Genetics of Shrinkage in Juvenile Trees of Pinus radiata D. Don From Two Test Sites in Australia


To examine the genetic control of wood shrinkage (radial, tangential and longitudinal) in juvenile wood of radiata pine (Pinus radiata D. Don), we assessed samples collected at breast height in two related progeny tests of age 8 and 9 years, established at two different sites in Australia. Green to oven-dry tangential and radial shrinkage for the outer-rings was similar at both sites. Similarly, mean longitudinal shrinkage for the outer-rings was similar at both sites (0.3%, ranging from 0.1 to 1.9 at Flynn and 0.4%, ranging from 0.02 to 1.6, at Kromelite). Mean longitudinal shrinkage for the inner-rings was 4 times greater than that of the outerrings at both sites. The magnitude of the gradient of longitudinal shrinkage from pith to bark (0.001 to 2.9%) is large enough to cause distortion problems including twist and warp, during drying of sawn boards. These values also suggest that shrinkage in the juvenile core of radiata pine is of major economic importance and therefore should be improved either through genetics or silviculture. Individual-tree narrow-sense individual heritability for tangential and radial shrinkage in the outer-rings (4-6) was moderate at Flynn (0.24 ± 0.09 and 0.26±0.07, respectively). There was a lack of significant genetic variation for longitudinal shrinkage in the outer-rings but significant genetic control for the inner-rings (1-2) (h2 = 0.26 ± 0.07). More samples per family are required to detect significant genetic variation for shrinkage traits than other traits due to higher background variation in sampling and measuring shrinkage traits relative to other wood quality traits such as density, microfibril angle (MfA), spiral grain and modulus of elasticity (MoE).
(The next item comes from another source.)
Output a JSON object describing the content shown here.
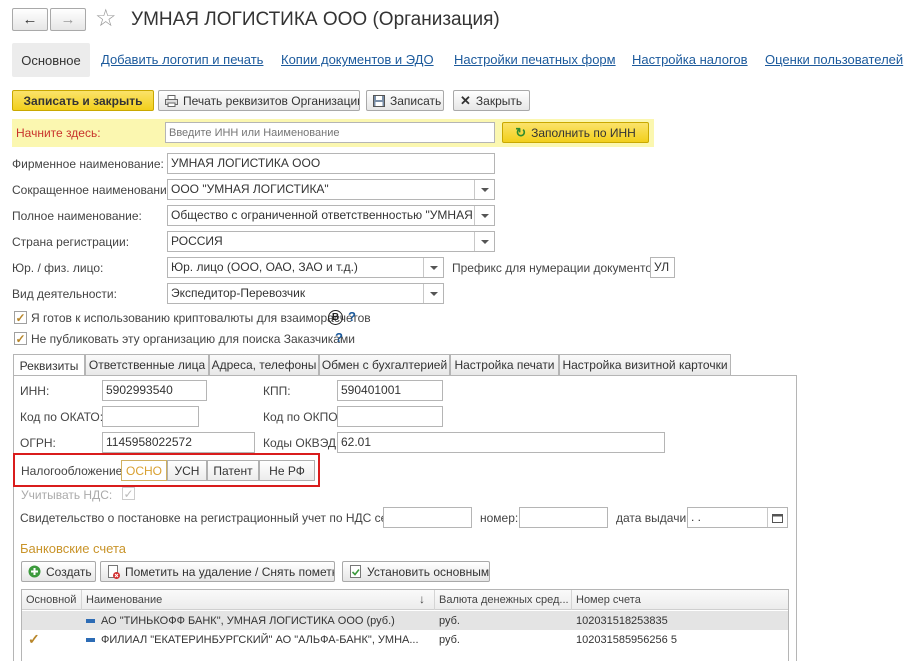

Publication timeframe:
Volume Open
Journal Subjects:
Life Sciences, Molecular Biology, Genetics, Biotechnology, Plant Science